*Problem*
Exclude any images and output the remaining records exactly.

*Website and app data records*
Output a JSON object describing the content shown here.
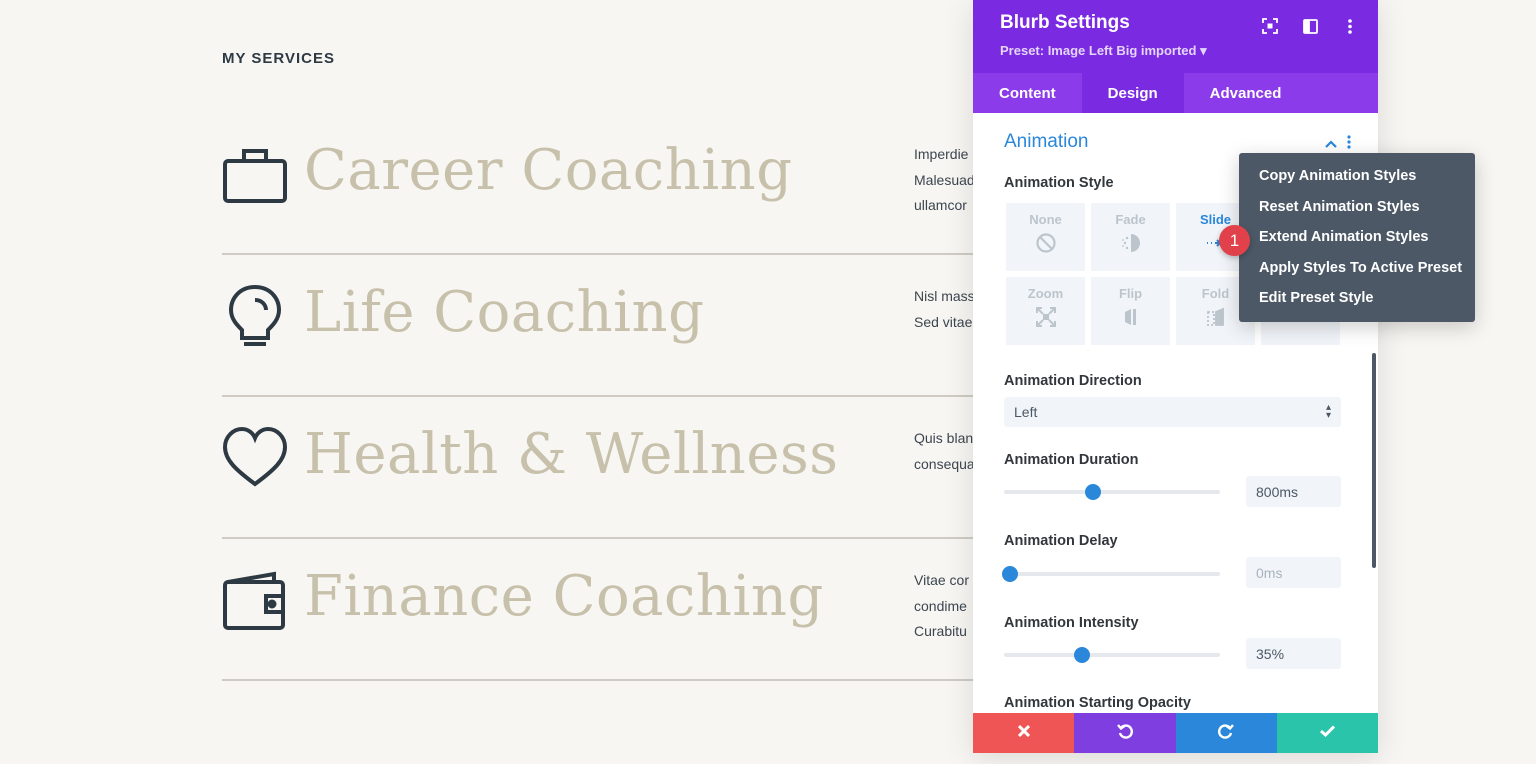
{
  "page": {
    "section_label": "MY SERVICES",
    "services": [
      {
        "title": "Career Coaching",
        "icon": "briefcase-icon",
        "desc": [
          "Imperdie",
          "Malesuad",
          "ullamcor"
        ]
      },
      {
        "title": "Life Coaching",
        "icon": "lightbulb-icon",
        "desc": [
          "Nisl mass",
          "Sed vitae"
        ]
      },
      {
        "title": "Health & Wellness",
        "icon": "heart-icon",
        "desc": [
          "Quis blan",
          "consequa"
        ]
      },
      {
        "title": "Finance Coaching",
        "icon": "wallet-icon",
        "desc": [
          "Vitae cor",
          "condime",
          "Curabitu"
        ]
      }
    ]
  },
  "panel": {
    "title": "Blurb Settings",
    "preset": "Preset: Image Left Big imported ▾",
    "header_icons": [
      "focus-icon",
      "split-view-icon",
      "more-vertical-icon"
    ],
    "tabs": [
      {
        "label": "Content"
      },
      {
        "label": "Design"
      },
      {
        "label": "Advanced"
      }
    ],
    "active_tab": "Design",
    "section_title": "Animation",
    "animation_style_label": "Animation Style",
    "animation_styles": [
      {
        "label": "None",
        "icon": "none-icon"
      },
      {
        "label": "Fade",
        "icon": "fade-icon"
      },
      {
        "label": "Slide",
        "icon": "slide-icon",
        "selected": true
      },
      {
        "label": "",
        "icon": "bounce-icon"
      },
      {
        "label": "Zoom",
        "icon": "zoom-icon"
      },
      {
        "label": "Flip",
        "icon": "flip-icon"
      },
      {
        "label": "Fold",
        "icon": "fold-icon"
      },
      {
        "label": "",
        "icon": "roll-icon"
      }
    ],
    "direction": {
      "label": "Animation Direction",
      "value": "Left"
    },
    "duration": {
      "label": "Animation Duration",
      "value": "800ms",
      "level": 0.41
    },
    "delay": {
      "label": "Animation Delay",
      "value": "0ms",
      "level": 0.03
    },
    "intensity": {
      "label": "Animation Intensity",
      "value": "35%",
      "level": 0.36
    },
    "starting_opacity_label": "Animation Starting Opacity",
    "footer": {
      "buttons": [
        {
          "name": "cancel-button",
          "icon": "close-icon",
          "color": "#ef5555"
        },
        {
          "name": "undo-button",
          "icon": "undo-icon",
          "color": "#7f3ee0"
        },
        {
          "name": "redo-button",
          "icon": "redo-icon",
          "color": "#2b87da"
        },
        {
          "name": "save-button",
          "icon": "check-icon",
          "color": "#29c4a9"
        }
      ]
    }
  },
  "context_menu": {
    "items": [
      "Copy Animation Styles",
      "Reset Animation Styles",
      "Extend Animation Styles",
      "Apply Styles To Active Preset",
      "Edit Preset Style"
    ]
  },
  "badge": {
    "number": "1",
    "color": "#e1414b"
  },
  "colors": {
    "header": "#7a2ae1",
    "tabs": "#8c3bea",
    "accent": "#2b87da",
    "menu": "#4c5866",
    "title_text": "#c7c1ab"
  }
}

*Task response*
Output a JSON object describing the content shown here.
{
  "page": {
    "section_label": "MY SERVICES",
    "services": [
      {
        "title": "Career Coaching",
        "icon": "briefcase-icon",
        "desc": [
          "Imperdie",
          "Malesuad",
          "ullamcor"
        ]
      },
      {
        "title": "Life Coaching",
        "icon": "lightbulb-icon",
        "desc": [
          "Nisl mass",
          "Sed vitae"
        ]
      },
      {
        "title": "Health & Wellness",
        "icon": "heart-icon",
        "desc": [
          "Quis blan",
          "consequa"
        ]
      },
      {
        "title": "Finance Coaching",
        "icon": "wallet-icon",
        "desc": [
          "Vitae cor",
          "condime",
          "Curabitu"
        ]
      }
    ]
  },
  "panel": {
    "title": "Blurb Settings",
    "preset": "Preset: Image Left Big imported ▾",
    "header_icons": [
      "focus-icon",
      "split-view-icon",
      "more-vertical-icon"
    ],
    "tabs": [
      {
        "label": "Content"
      },
      {
        "label": "Design"
      },
      {
        "label": "Advanced"
      }
    ],
    "active_tab": "Design",
    "section_title": "Animation",
    "animation_style_label": "Animation Style",
    "animation_styles": [
      {
        "label": "None",
        "icon": "none-icon"
      },
      {
        "label": "Fade",
        "icon": "fade-icon"
      },
      {
        "label": "Slide",
        "icon": "slide-icon",
        "selected": true
      },
      {
        "label": "",
        "icon": "bounce-icon"
      },
      {
        "label": "Zoom",
        "icon": "zoom-icon"
      },
      {
        "label": "Flip",
        "icon": "flip-icon"
      },
      {
        "label": "Fold",
        "icon": "fold-icon"
      },
      {
        "label": "",
        "icon": "roll-icon"
      }
    ],
    "direction": {
      "label": "Animation Direction",
      "value": "Left"
    },
    "duration": {
      "label": "Animation Duration",
      "value": "800ms",
      "level": 0.41
    },
    "delay": {
      "label": "Animation Delay",
      "value": "0ms",
      "level": 0.03
    },
    "intensity": {
      "label": "Animation Intensity",
      "value": "35%",
      "level": 0.36
    },
    "starting_opacity_label": "Animation Starting Opacity",
    "footer": {
      "buttons": [
        {
          "name": "cancel-button",
          "icon": "close-icon",
          "color": "#ef5555"
        },
        {
          "name": "undo-button",
          "icon": "undo-icon",
          "color": "#7f3ee0"
        },
        {
          "name": "redo-button",
          "icon": "redo-icon",
          "color": "#2b87da"
        },
        {
          "name": "save-button",
          "icon": "check-icon",
          "color": "#29c4a9"
        }
      ]
    }
  },
  "context_menu": {
    "items": [
      "Copy Animation Styles",
      "Reset Animation Styles",
      "Extend Animation Styles",
      "Apply Styles To Active Preset",
      "Edit Preset Style"
    ]
  },
  "badge": {
    "number": "1",
    "color": "#e1414b"
  },
  "colors": {
    "header": "#7a2ae1",
    "tabs": "#8c3bea",
    "accent": "#2b87da",
    "menu": "#4c5866",
    "title_text": "#c7c1ab"
  }
}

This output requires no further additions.